It’s wonder to be living not only in a golden age of prose science fiction, but in a golden age of comics. The only downside is that it becomes nearly impossible to keep up with every title that ought to be read.
Case in point, I just watched the Hugo awards in Dublin. It was a great set of winners, voted from an impressive ballot. Pretty much any nominee could have won without shocking anyone. I left Dublin resolved to do my best to read the works I’d missed. But first, I had to make more progress in my comic book backlog.
[Click the images for golden age-sized versions.]
Image had a sale for San Diego Comic Con where their entire catalogue was 50% off. I owned the first Lazarus trade by Greg Rucka, Michael Lark and Santi Arcas, and bought the next four and read them while camping.

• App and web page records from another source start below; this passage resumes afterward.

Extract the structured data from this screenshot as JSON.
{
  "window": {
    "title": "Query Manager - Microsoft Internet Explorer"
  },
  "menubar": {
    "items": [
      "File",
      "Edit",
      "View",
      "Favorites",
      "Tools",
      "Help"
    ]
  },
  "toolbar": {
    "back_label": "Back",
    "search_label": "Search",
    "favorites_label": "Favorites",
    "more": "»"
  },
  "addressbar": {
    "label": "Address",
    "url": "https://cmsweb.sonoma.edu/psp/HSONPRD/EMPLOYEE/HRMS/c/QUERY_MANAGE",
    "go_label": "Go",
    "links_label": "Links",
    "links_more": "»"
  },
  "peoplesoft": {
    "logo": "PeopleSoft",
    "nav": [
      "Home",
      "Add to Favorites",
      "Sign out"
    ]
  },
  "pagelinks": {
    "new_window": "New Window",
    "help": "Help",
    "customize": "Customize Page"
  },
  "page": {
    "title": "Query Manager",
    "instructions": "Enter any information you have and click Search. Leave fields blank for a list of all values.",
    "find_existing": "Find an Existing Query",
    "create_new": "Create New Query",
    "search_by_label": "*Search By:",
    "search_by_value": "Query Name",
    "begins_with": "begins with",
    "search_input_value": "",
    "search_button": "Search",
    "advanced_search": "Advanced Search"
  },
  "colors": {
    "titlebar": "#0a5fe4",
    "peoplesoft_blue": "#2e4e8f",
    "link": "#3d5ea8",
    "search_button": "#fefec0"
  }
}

Lazarus is a near-future, post-apocalyptic story of the Carlisle family, set in a world where family-owned corporations have divided up the world. They trade, pursue science research, and stand in uneasy truces with each other. Imagine high-tech gangster families owning the world.
The hero of the story is Forever, the Carlisle family’s Lazarus, a genetically-engineered warrior, tough to kill and nearly immortal because her body can keep rebooting and healing itself. She believes she is the actual daughter of the head of the Carlisle family, and the sister of the four Carlisle siblings.
But she is outside of their social group. She is the military leader while they are the business and political leaders. She’s not free. No one is free. But she’s under the control of her family because the drugs she has to take make her love and be loyal to them.
The story is gangsterism, political intrigue, genetic engineering, and thriller while Forever slowly learns about the nature of her life, her relationship to her family and what she should do about it. She meets other Lazari as the families come into conflict and even finds the possibility of love and friendship.
The writing by Rucka is lean and pretty much perfectly complemented by Lark’s evocative, kinetic, moody art, heavy on expressions, silences and tension. As a student of the craft of writing comics, it’s a wonderful exemplar for me, except that it’s so good that my brain very quickly switches from analytical to pure entertainment. I have to learn on rereads.
Even at full price, the Lazarus stories are classics belonging on every shelf. I like digital comics, so the massive pile of trades I got fit nicely on my hard drive. I’ll talk about some of the other titles I bought as I make my way through classics I missed.
Derek Kunsken writes science fiction in Gatineau, Quebec. His first novel, The Quantum Magician, was nominated for the Locus, Aurora and Chinese Nebula Awards. He just signed a bunch of copies of his newest novel, The Quantum Garden for The Forbidden Planet in London, even though it’s not otherwise available for release until October.